v-screencap-riodejaneiro_630x354A mothership composited into a stock shot of Rio de Janeiro, with matched lighting and atmospheric effects.

Other alien technology was created for the series, including shuttlecraft and a “seek & destroy” weapon used to target a resistance meeting.

v-screencap-shuttle_630x354A Visitor shuttle docks with a mothership.

The alien shuttle and the shuttle docking bays were created in Los Angeles by visual effects artist Michael Cliett (Fringe, Serenity), digital compositor Chris Irving and freelance artist James Ford.

v-screencap-atrium_630x354The “Atrium,” a city in the interior of a Visitor mothership.

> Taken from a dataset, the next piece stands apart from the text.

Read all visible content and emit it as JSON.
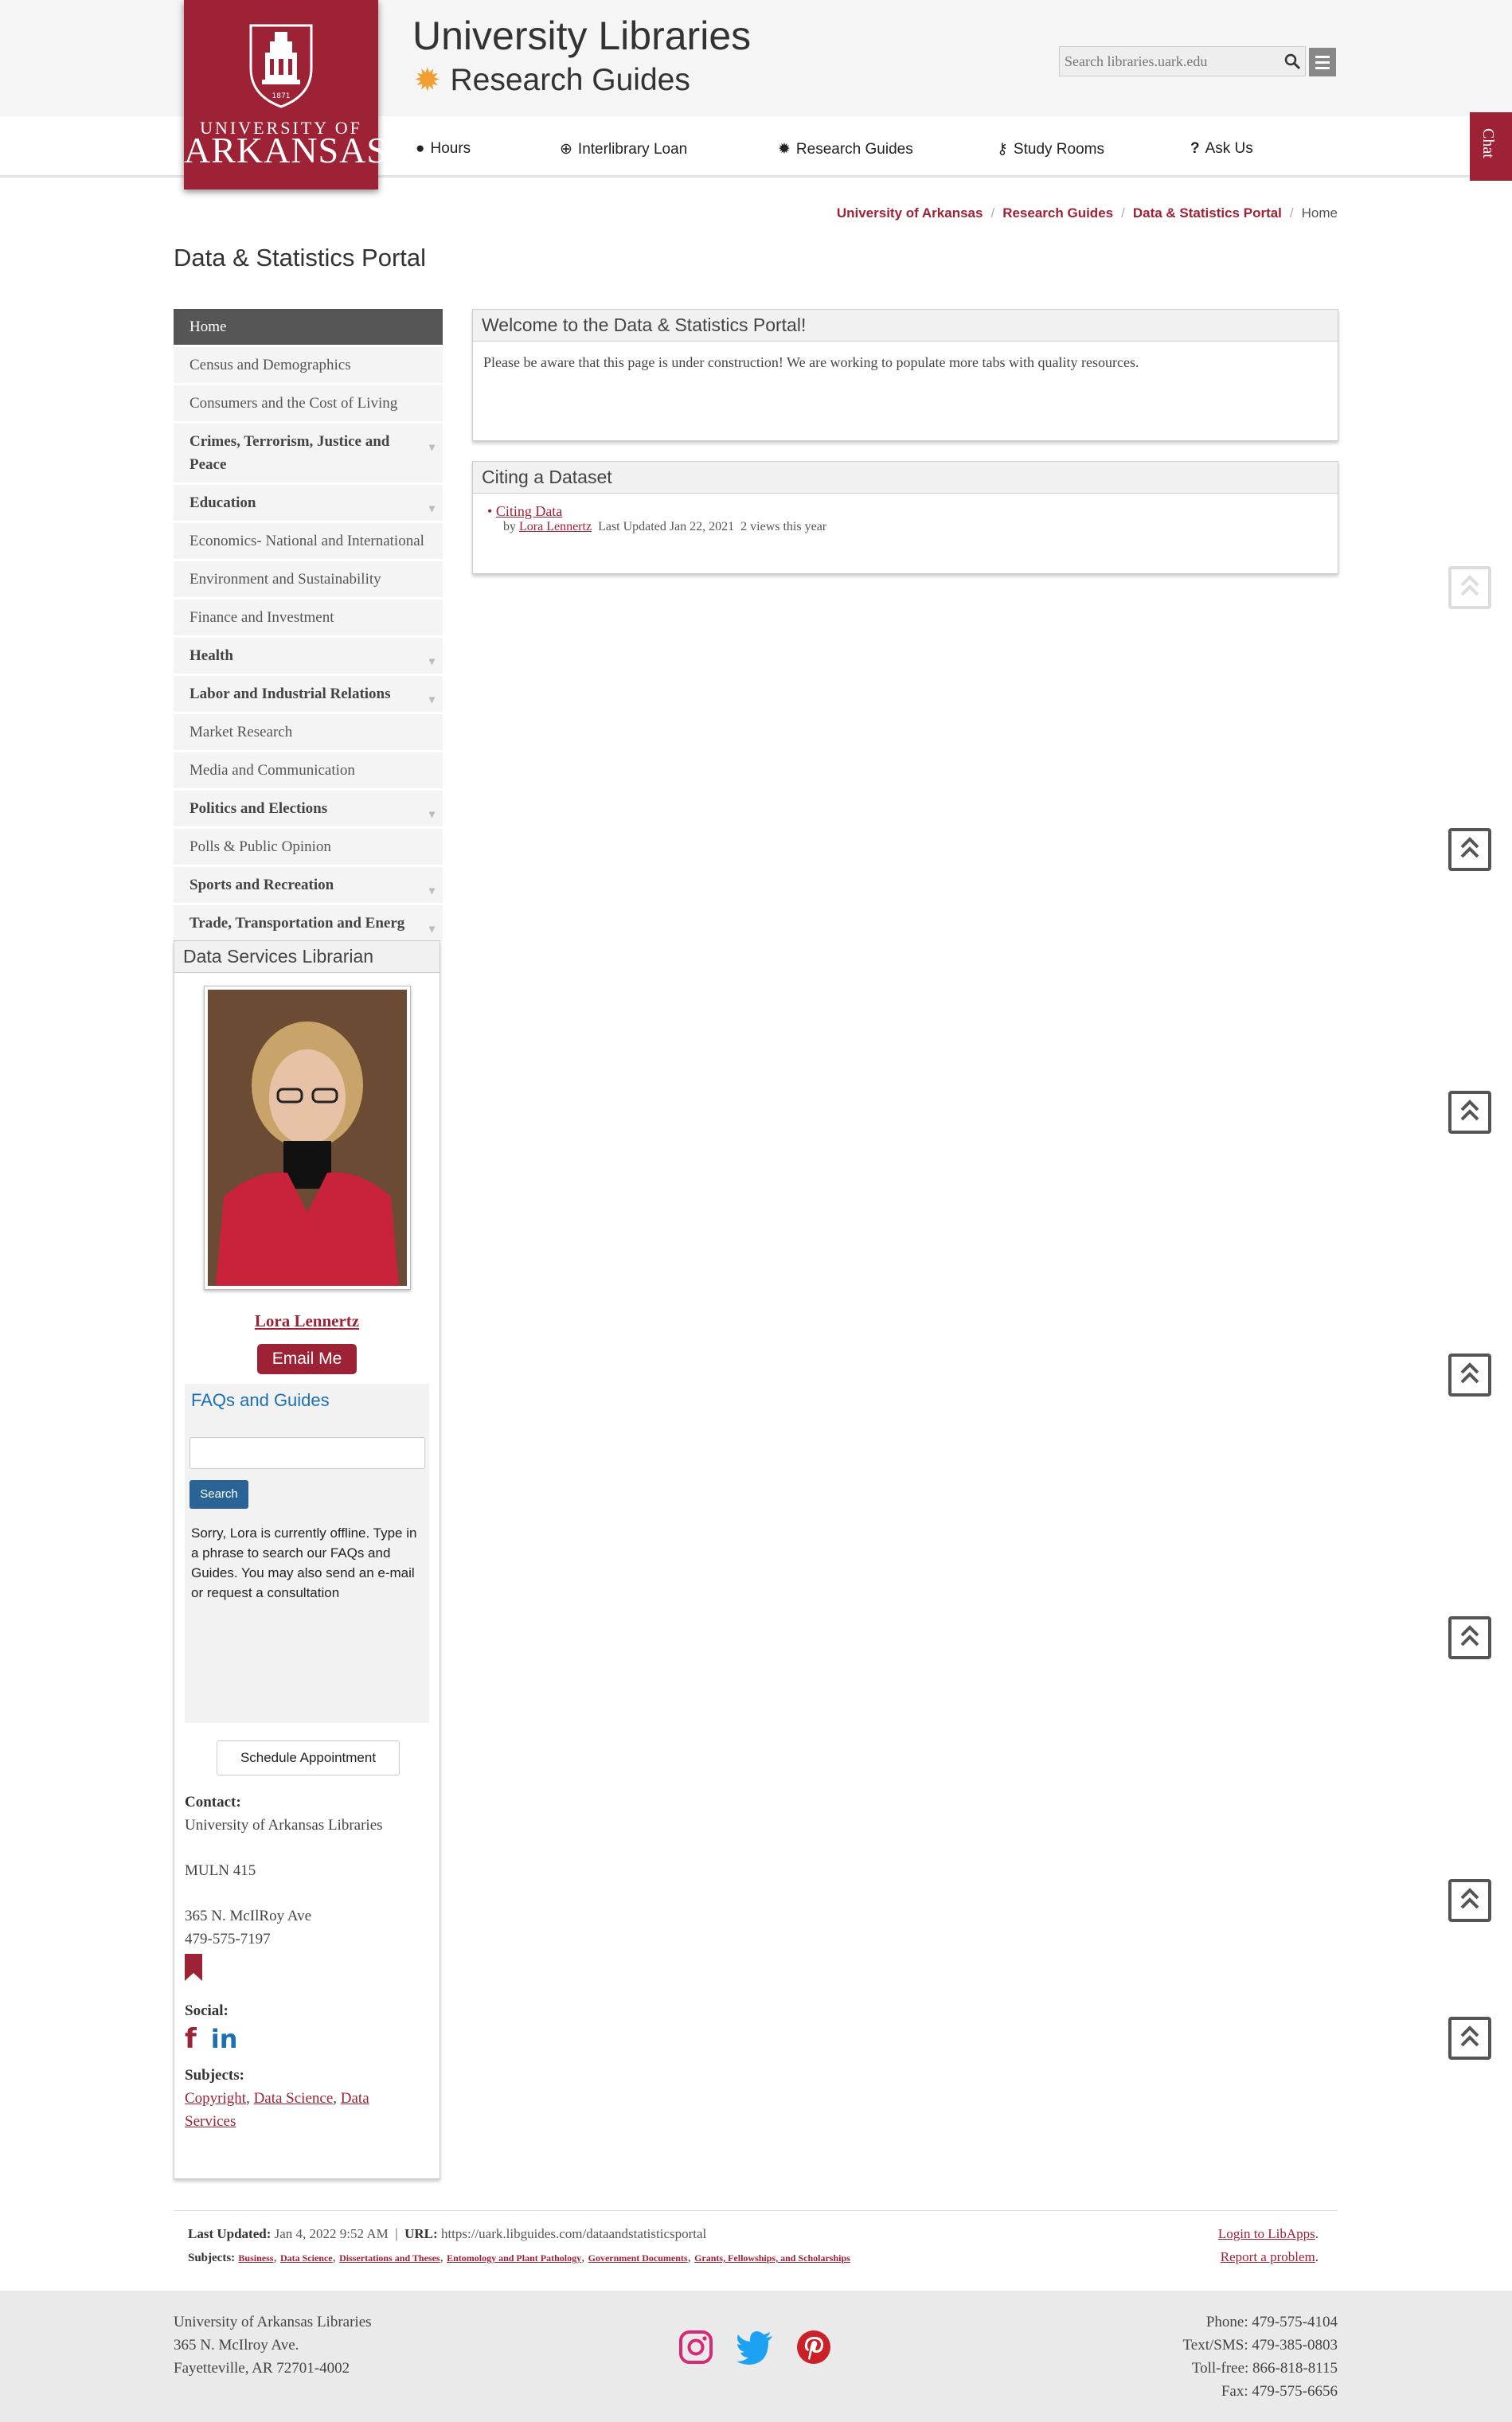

The “Atrium,” a massive interior space inside the mothership, was created for Zoic by David R. Morton (The Curious Case of Benjamin Button, Serenity). The complex 3D model served essentially as a matte painting. It was incorporated into a complex composited shot, with actors on the greenscreen stage inserted into virtual sets of a corridor and balcony by the Vancouver studio; the camera pulls out to reveal the Atrium, which was created in LA. Extras in Visitor uniforms were shot on greenscreen and composited into the Atrium itself.

v-screencap-f16crash_630x354An F-16 fighter, its electronics disrupted by a Visitor mothership, crashes onto a city street.

An F-16 fighter crash, featured in the first few minutes of the pilot, was done by the Los Angeles studio. The airplane, automobiles, taxis, and Manhattan buildings in the background, and of course the explosion, smoke and particles, are all digital. All the components came from Zoic’s library. The actor was shot on a Vancouver street.

v-screencap-eye_630x354FBI Agent Erica Evans (Mitchell) examines a wounded Visitor and makes an alarming discovery.

A scene involving an injured Visitor, which gives the viewer one of the first clues to the aliens’ true nature, was shot entirely with practical effects (including the blinking eye). But Zoic used CG to enhance the wound, merge human skin with reptile skin, and add veins and other subcutaneous effects.

v-zoomout_469x630Visitor leader Anna looks out over her new dominion.

According to Czukerberg, one of the more difficult shots to pull off was the final scene in the pilot. It involves the alien leader, Anna (actress Morena Baccarin on the greenscreen stage), in an observation lounge on the mothership (virtual set); the camera pulls out (practical camera move) past the mothership windows to reveal the entire ship hovering over Manhattan (CG mothership over an original shot of the real Manhattan created for this production). The shot required cooperation between the LA and BC studios, and took a great deal of time and effort – “it was crazy,” Czukerberg said, but she adds that everyone involved is tremendously satisfied with the finished product.

Zoic Studios looks forward to doing more work when V returns next year, and helping the series become a ratings and critical success. “Rarely do you get an opportunity to redefine a classic series,” Orloff said. “Everyone at Zoic put their heart and soul into this show, and it shows on the screen.”

For more information: V on ABC; the first nine minutes of the pilot on Hulu; original series fan site.